## YOUR OBJECTIVE:
Check every line of the data and copy the ones where "Vest" appears.

-=-=-=-=-

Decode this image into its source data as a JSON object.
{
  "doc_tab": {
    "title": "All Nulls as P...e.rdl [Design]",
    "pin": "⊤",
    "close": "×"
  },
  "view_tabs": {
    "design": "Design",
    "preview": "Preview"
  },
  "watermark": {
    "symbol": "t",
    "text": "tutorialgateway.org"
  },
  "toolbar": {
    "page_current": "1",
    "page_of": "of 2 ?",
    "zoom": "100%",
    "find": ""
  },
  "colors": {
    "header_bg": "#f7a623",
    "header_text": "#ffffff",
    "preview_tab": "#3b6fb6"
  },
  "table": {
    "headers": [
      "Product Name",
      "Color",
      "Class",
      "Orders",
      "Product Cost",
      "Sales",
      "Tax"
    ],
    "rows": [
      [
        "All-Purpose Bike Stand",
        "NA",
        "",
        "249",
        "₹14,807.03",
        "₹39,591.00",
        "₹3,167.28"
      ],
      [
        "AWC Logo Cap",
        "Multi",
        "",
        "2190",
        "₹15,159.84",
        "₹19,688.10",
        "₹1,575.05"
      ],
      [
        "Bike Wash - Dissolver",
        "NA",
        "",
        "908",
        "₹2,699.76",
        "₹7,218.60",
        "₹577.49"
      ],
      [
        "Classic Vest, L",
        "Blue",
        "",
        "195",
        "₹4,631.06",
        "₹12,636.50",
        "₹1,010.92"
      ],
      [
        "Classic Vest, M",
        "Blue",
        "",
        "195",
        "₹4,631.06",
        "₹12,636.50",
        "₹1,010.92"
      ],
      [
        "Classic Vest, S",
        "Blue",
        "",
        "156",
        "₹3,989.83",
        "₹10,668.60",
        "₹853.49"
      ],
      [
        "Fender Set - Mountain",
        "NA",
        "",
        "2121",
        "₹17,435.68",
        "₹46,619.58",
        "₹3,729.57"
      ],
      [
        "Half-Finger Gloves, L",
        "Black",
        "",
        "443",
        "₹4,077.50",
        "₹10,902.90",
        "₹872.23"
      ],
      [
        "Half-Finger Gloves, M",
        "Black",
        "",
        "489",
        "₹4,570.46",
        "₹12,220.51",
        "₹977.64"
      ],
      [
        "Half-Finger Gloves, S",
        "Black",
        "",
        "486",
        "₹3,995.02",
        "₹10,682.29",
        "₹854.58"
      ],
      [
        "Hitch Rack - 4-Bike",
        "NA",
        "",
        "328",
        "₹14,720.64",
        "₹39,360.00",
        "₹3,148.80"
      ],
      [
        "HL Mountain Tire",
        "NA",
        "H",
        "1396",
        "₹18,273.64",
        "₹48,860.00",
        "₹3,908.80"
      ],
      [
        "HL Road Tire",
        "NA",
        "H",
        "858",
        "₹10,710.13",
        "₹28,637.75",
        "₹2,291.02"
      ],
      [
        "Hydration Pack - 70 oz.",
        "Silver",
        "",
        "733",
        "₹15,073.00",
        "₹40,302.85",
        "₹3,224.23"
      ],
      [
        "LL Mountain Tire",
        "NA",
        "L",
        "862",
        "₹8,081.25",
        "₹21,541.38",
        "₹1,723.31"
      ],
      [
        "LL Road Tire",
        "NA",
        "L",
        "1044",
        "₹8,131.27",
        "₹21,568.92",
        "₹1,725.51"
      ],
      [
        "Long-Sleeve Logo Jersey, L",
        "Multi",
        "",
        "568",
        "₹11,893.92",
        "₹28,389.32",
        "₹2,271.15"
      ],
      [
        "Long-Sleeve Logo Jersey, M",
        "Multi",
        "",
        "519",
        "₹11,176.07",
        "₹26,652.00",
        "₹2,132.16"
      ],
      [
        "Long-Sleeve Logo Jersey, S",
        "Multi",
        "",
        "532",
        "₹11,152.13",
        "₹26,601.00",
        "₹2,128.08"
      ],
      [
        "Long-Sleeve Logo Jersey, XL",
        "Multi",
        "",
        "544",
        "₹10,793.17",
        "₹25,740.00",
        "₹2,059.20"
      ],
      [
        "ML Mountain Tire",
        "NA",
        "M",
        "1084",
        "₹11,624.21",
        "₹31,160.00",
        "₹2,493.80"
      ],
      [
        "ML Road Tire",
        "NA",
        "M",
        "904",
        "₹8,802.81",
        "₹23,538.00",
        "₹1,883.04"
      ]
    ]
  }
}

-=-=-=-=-

## ANSWER TO THIS TASK:
        "Classic Vest, L",
        "Classic Vest, M",
        "Classic Vest, S",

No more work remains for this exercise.